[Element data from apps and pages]
=== Begin Enclosure ===
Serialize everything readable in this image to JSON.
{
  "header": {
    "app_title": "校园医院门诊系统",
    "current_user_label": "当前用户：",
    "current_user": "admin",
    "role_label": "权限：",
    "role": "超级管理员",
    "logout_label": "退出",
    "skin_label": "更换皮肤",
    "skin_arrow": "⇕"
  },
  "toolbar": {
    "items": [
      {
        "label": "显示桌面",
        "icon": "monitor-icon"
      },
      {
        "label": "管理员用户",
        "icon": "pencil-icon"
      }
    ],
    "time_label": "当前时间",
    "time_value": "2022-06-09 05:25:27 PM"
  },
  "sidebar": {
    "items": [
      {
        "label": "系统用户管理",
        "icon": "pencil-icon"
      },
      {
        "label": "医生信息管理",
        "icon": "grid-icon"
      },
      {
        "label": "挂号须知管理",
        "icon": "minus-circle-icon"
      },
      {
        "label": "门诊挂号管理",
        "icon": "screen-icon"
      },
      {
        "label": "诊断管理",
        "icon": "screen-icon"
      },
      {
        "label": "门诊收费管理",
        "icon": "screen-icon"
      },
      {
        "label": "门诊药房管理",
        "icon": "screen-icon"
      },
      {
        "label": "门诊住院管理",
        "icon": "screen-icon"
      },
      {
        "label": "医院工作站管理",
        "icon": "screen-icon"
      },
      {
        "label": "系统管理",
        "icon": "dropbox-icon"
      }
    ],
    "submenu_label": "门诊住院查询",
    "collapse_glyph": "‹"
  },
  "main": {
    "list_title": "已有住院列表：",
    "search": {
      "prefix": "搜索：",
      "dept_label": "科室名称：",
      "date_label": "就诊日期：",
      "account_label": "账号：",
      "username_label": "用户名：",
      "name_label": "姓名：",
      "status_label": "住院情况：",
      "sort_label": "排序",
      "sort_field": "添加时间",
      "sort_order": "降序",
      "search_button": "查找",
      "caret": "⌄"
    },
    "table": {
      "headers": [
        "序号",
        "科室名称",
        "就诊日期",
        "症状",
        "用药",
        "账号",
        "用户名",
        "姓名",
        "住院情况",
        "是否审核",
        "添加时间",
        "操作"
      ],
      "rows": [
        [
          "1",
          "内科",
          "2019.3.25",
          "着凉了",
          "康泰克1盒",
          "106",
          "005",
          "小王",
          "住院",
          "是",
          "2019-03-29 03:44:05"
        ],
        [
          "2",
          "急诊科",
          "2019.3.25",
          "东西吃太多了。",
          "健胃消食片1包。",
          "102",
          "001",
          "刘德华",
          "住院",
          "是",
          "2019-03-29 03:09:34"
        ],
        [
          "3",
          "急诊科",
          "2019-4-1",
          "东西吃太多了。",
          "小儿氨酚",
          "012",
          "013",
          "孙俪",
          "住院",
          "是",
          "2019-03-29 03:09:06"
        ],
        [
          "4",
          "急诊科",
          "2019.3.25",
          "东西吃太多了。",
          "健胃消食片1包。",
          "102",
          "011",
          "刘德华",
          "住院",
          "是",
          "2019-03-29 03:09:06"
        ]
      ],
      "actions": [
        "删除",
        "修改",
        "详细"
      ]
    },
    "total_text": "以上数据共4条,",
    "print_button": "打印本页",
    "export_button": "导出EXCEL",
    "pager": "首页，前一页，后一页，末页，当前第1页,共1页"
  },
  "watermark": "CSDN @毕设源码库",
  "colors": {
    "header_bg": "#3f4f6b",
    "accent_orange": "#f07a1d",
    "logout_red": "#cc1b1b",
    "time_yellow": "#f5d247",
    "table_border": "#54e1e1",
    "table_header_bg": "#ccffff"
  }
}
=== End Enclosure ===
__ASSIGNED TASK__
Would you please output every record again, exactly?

__RESULT OF THIS TASK__
Serialize everything readable in this image to JSON.
{
  "header": {
    "app_title": "校园医院门诊系统",
    "current_user_label": "当前用户：",
    "current_user": "admin",
    "role_label": "权限：",
    "role": "超级管理员",
    "logout_label": "退出",
    "skin_label": "更换皮肤",
    "skin_arrow": "⇕"
  },
  "toolbar": {
    "items": [
      {
        "label": "显示桌面",
        "icon": "monitor-icon"
      },
      {
        "label": "管理员用户",
        "icon": "pencil-icon"
      }
    ],
    "time_label": "当前时间",
    "time_value": "2022-06-09 05:25:27 PM"
  },
  "sidebar": {
    "items": [
      {
        "label": "系统用户管理",
        "icon": "pencil-icon"
      },
      {
        "label": "医生信息管理",
        "icon": "grid-icon"
      },
      {
        "label": "挂号须知管理",
        "icon": "minus-circle-icon"
      },
      {
        "label": "门诊挂号管理",
        "icon": "screen-icon"
      },
      {
        "label": "诊断管理",
        "icon": "screen-icon"
      },
      {
        "label": "门诊收费管理",
        "icon": "screen-icon"
      },
      {
        "label": "门诊药房管理",
        "icon": "screen-icon"
      },
      {
        "label": "门诊住院管理",
        "icon": "screen-icon"
      },
      {
        "label": "医院工作站管理",
        "icon": "screen-icon"
      },
      {
        "label": "系统管理",
        "icon": "dropbox-icon"
      }
    ],
    "submenu_label": "门诊住院查询",
    "collapse_glyph": "‹"
  },
  "main": {
    "list_title": "已有住院列表：",
    "search": {
      "prefix": "搜索：",
      "dept_label": "科室名称：",
      "date_label": "就诊日期：",
      "account_label": "账号：",
      "username_label": "用户名：",
      "name_label": "姓名：",
      "status_label": "住院情况：",
      "sort_label": "排序",
      "sort_field": "添加时间",
      "sort_order": "降序",
      "search_button": "查找",
      "caret": "⌄"
    },
    "table": {
      "headers": [
        "序号",
        "科室名称",
        "就诊日期",
        "症状",
        "用药",
        "账号",
        "用户名",
        "姓名",
        "住院情况",
        "是否审核",
        "添加时间",
        "操作"
      ],
      "rows": [
        [
          "1",
          "内科",
          "2019.3.25",
          "着凉了",
          "康泰克1盒",
          "106",
          "005",
          "小王",
          "住院",
          "是",
          "2019-03-29 03:44:05"
        ],
        [
          "2",
          "急诊科",
          "2019.3.25",
          "东西吃太多了。",
          "健胃消食片1包。",
          "102",
          "001",
          "刘德华",
          "住院",
          "是",
          "2019-03-29 03:09:34"
        ],
        [
          "3",
          "急诊科",
          "2019-4-1",
          "东西吃太多了。",
          "小儿氨酚",
          "012",
          "013",
          "孙俪",
          "住院",
          "是",
          "2019-03-29 03:09:06"
        ],
        [
          "4",
          "急诊科",
          "2019.3.25",
          "东西吃太多了。",
          "健胃消食片1包。",
          "102",
          "011",
          "刘德华",
          "住院",
          "是",
          "2019-03-29 03:09:06"
        ]
      ],
      "actions": [
        "删除",
        "修改",
        "详细"
      ]
    },
    "total_text": "以上数据共4条,",
    "print_button": "打印本页",
    "export_button": "导出EXCEL",
    "pager": "首页，前一页，后一页，末页，当前第1页,共1页"
  },
  "watermark": "CSDN @毕设源码库",
  "colors": {
    "header_bg": "#3f4f6b",
    "accent_orange": "#f07a1d",
    "logout_red": "#cc1b1b",
    "time_yellow": "#f5d247",
    "table_border": "#54e1e1",
    "table_header_bg": "#ccffff"
  }
}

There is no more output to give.